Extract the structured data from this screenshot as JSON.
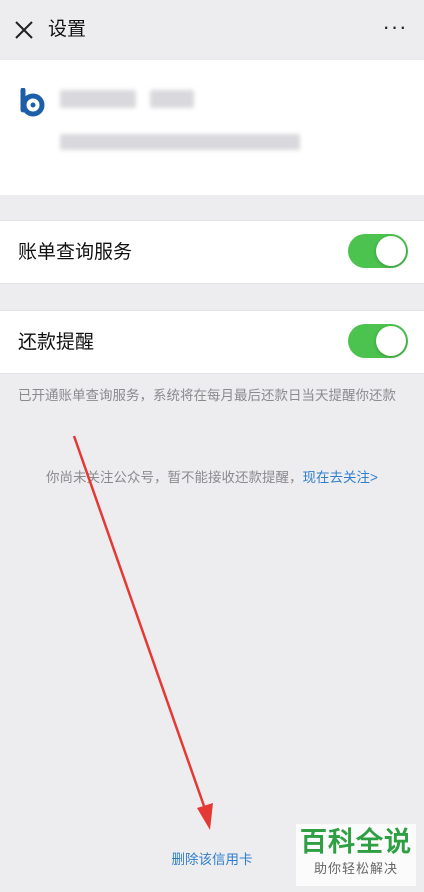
{
  "header": {
    "title": "设置",
    "close_icon": "close-icon",
    "more_icon": "more-icon",
    "more_label": "···"
  },
  "card": {
    "logo_icon": "bank-logo-icon",
    "logo_color": "#1d5ea8"
  },
  "settings": {
    "bill_query": {
      "label": "账单查询服务",
      "enabled": true
    },
    "repay_reminder": {
      "label": "还款提醒",
      "enabled": true
    }
  },
  "note": "已开通账单查询服务，系统将在每月最后还款日当天提醒你还款",
  "follow": {
    "text": "你尚未关注公众号，暂不能接收还款提醒，",
    "link": "现在去关注>"
  },
  "delete_label": "删除该信用卡",
  "watermark": {
    "title": "百科全说",
    "subtitle": "助你轻松解决"
  },
  "colors": {
    "toggle_on": "#4cc24f",
    "link": "#2f7ecb",
    "annotation_arrow": "#e53935",
    "watermark_green": "#2ea043"
  }
}
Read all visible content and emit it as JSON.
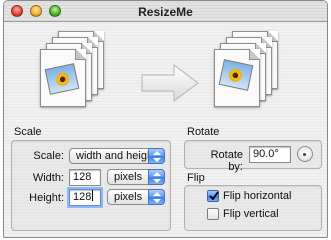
{
  "window": {
    "title": "ResizeMe"
  },
  "scale": {
    "group_label": "Scale",
    "scale_label": "Scale:",
    "scale_mode": "width and height",
    "width_label": "Width:",
    "width_value": "128",
    "width_unit": "pixels",
    "height_label": "Height:",
    "height_value": "128",
    "height_unit": "pixels"
  },
  "rotate": {
    "group_label": "Rotate",
    "rotate_label": "Rotate by:",
    "rotate_value": "90.0°"
  },
  "flip": {
    "group_label": "Flip",
    "horizontal_label": "Flip horizontal",
    "horizontal_checked": true,
    "vertical_label": "Flip vertical",
    "vertical_checked": false
  },
  "colors": {
    "accent": "#3a7de6"
  }
}
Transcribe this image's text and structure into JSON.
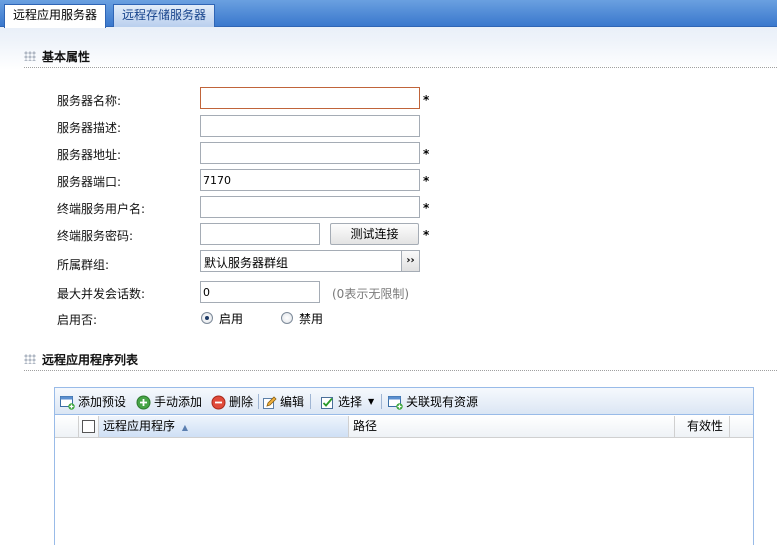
{
  "tabs": [
    {
      "label": "远程应用服务器",
      "active": true
    },
    {
      "label": "远程存储服务器",
      "active": false
    }
  ],
  "sections": {
    "basic": "基本属性",
    "apps": "远程应用程序列表"
  },
  "form": {
    "name_label": "服务器名称:",
    "name_value": "",
    "desc_label": "服务器描述:",
    "desc_value": "",
    "addr_label": "服务器地址:",
    "addr_value": "",
    "port_label": "服务器端口:",
    "port_value": "7170",
    "user_label": "终端服务用户名:",
    "user_value": "",
    "pwd_label": "终端服务密码:",
    "pwd_value": "",
    "test_button": "测试连接",
    "group_label": "所属群组:",
    "group_value": "默认服务器群组",
    "max_label": "最大并发会话数:",
    "max_value": "0",
    "max_hint": "(0表示无限制)",
    "enable_label": "启用否:",
    "enable_on": "启用",
    "enable_off": "禁用",
    "enabled": true,
    "required_mark": "*"
  },
  "toolbar": {
    "add_preset": "添加预设",
    "add_manual": "手动添加",
    "delete": "删除",
    "edit": "编辑",
    "select": "选择",
    "link_existing": "关联现有资源"
  },
  "table": {
    "columns": [
      "远程应用程序",
      "路径",
      "有效性"
    ],
    "sort_indicator": "▲",
    "rows": []
  },
  "icons": {
    "add_preset": "window-add-icon",
    "add_manual": "green-plus-icon",
    "delete": "red-minus-icon",
    "edit": "edit-pencil-icon",
    "select": "checkbox-icon",
    "link_existing": "window-link-icon",
    "group_dropdown": "double-chevron-right-icon"
  }
}
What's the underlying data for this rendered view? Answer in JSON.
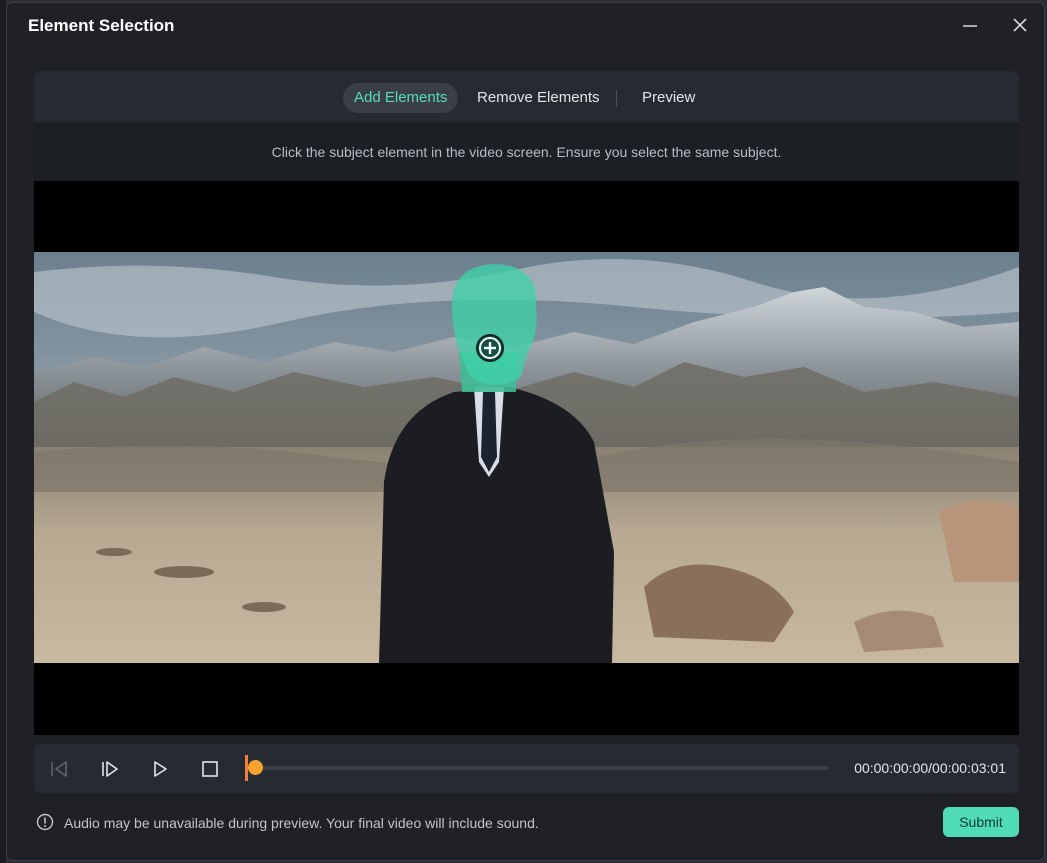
{
  "window": {
    "title": "Element Selection"
  },
  "tabs": [
    {
      "label": "Add Elements",
      "active": true
    },
    {
      "label": "Remove Elements",
      "active": false
    },
    {
      "label": "Preview",
      "active": false
    }
  ],
  "hint": "Click the subject element in the video screen. Ensure you select the same subject.",
  "player": {
    "timecode": "00:00:00:00/00:00:03:01",
    "progress": 0
  },
  "footer": {
    "note": "Audio may be unavailable during preview. Your final video will include sound.",
    "submit_label": "Submit"
  },
  "colors": {
    "accent": "#57dcbd",
    "submit_bg": "#4fdcb7",
    "playhead": "#f7a12e",
    "mask": "#3fd1a8"
  },
  "icons": [
    "minimize-icon",
    "close-icon",
    "prev-frame-icon",
    "next-frame-icon",
    "play-icon",
    "stop-icon",
    "add-point-icon",
    "info-icon"
  ]
}
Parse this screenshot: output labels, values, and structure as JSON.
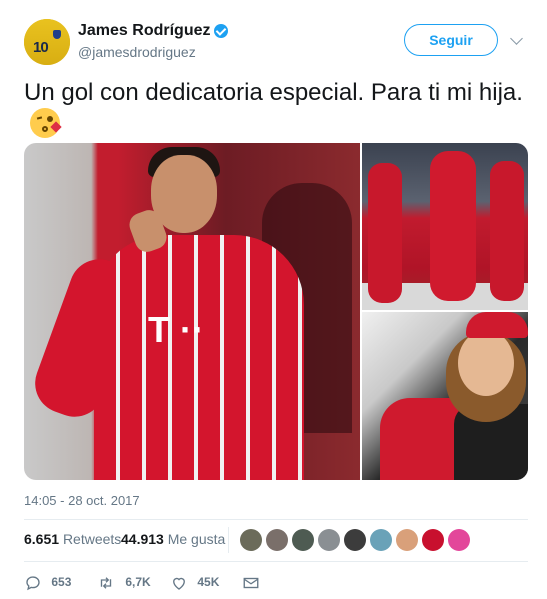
{
  "header": {
    "display_name": "James Rodríguez",
    "handle": "@jamesdrodriguez",
    "avatar_number": "10",
    "follow_label": "Seguir"
  },
  "tweet": {
    "text": "Un gol con dedicatoria especial. Para ti mi hija.",
    "emoji": "face-blowing-kiss"
  },
  "timestamp": "14:05 - 28 oct. 2017",
  "stats": {
    "retweets_count": "6.651",
    "retweets_label": "Retweets",
    "likes_count": "44.913",
    "likes_label": "Me gusta"
  },
  "likers": [
    {
      "color": "#6b6b5a"
    },
    {
      "color": "#7a6f6a"
    },
    {
      "color": "#4e5b52"
    },
    {
      "color": "#8a8f93"
    },
    {
      "color": "#3c3c3c"
    },
    {
      "color": "#6aa2b8"
    },
    {
      "color": "#d9a07a"
    },
    {
      "color": "#c8102e"
    },
    {
      "color": "#e3469a"
    }
  ],
  "actions": {
    "reply_count": "653",
    "retweet_count": "6,7K",
    "like_count": "45K"
  },
  "colors": {
    "accent": "#1da1f2",
    "muted_text": "#657786",
    "divider": "#e6ecf0"
  }
}
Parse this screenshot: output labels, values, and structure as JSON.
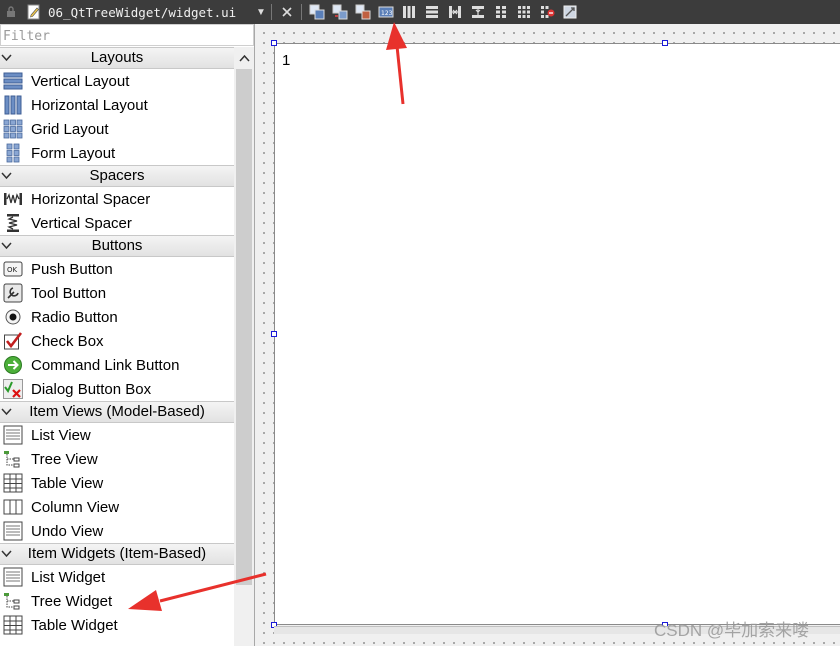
{
  "toolbar": {
    "file_name": "06_QtTreeWidget/widget.ui",
    "buttons": [
      "edit-widgets-icon",
      "edit-signals-slots-icon",
      "edit-buddies-icon",
      "edit-tab-order-icon",
      "layout-horizontal-icon",
      "layout-vertical-icon",
      "layout-horizontal-splitter-icon",
      "layout-vertical-splitter-icon",
      "layout-form-icon",
      "layout-grid-icon",
      "break-layout-icon",
      "adjust-size-icon"
    ]
  },
  "widget_box": {
    "filter_placeholder": "Filter",
    "categories": [
      {
        "title": "Layouts",
        "items": [
          {
            "label": "Vertical Layout",
            "icon": "vertical-layout-icon"
          },
          {
            "label": "Horizontal Layout",
            "icon": "horizontal-layout-icon"
          },
          {
            "label": "Grid Layout",
            "icon": "grid-layout-icon"
          },
          {
            "label": "Form Layout",
            "icon": "form-layout-icon"
          }
        ]
      },
      {
        "title": "Spacers",
        "items": [
          {
            "label": "Horizontal Spacer",
            "icon": "horizontal-spacer-icon"
          },
          {
            "label": "Vertical Spacer",
            "icon": "vertical-spacer-icon"
          }
        ]
      },
      {
        "title": "Buttons",
        "items": [
          {
            "label": "Push Button",
            "icon": "push-button-icon"
          },
          {
            "label": "Tool Button",
            "icon": "tool-button-icon"
          },
          {
            "label": "Radio Button",
            "icon": "radio-button-icon"
          },
          {
            "label": "Check Box",
            "icon": "check-box-icon"
          },
          {
            "label": "Command Link Button",
            "icon": "command-link-icon"
          },
          {
            "label": "Dialog Button Box",
            "icon": "dialog-button-box-icon"
          }
        ]
      },
      {
        "title": "Item Views (Model-Based)",
        "items": [
          {
            "label": "List View",
            "icon": "list-view-icon"
          },
          {
            "label": "Tree View",
            "icon": "tree-view-icon"
          },
          {
            "label": "Table View",
            "icon": "table-view-icon"
          },
          {
            "label": "Column View",
            "icon": "column-view-icon"
          },
          {
            "label": "Undo View",
            "icon": "undo-view-icon"
          }
        ]
      },
      {
        "title": "Item Widgets (Item-Based)",
        "items": [
          {
            "label": "List Widget",
            "icon": "list-widget-icon"
          },
          {
            "label": "Tree Widget",
            "icon": "tree-widget-icon"
          },
          {
            "label": "Table Widget",
            "icon": "table-widget-icon"
          }
        ]
      }
    ]
  },
  "form": {
    "content_text": "1"
  },
  "watermark": "CSDN @毕加索来喽",
  "colors": {
    "toolbar_bg": "#3c3c3c",
    "arrow": "#e8312c",
    "handle": "#1a1ad8"
  }
}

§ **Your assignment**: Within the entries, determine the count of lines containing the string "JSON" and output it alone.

§ **Exercise answer**: 6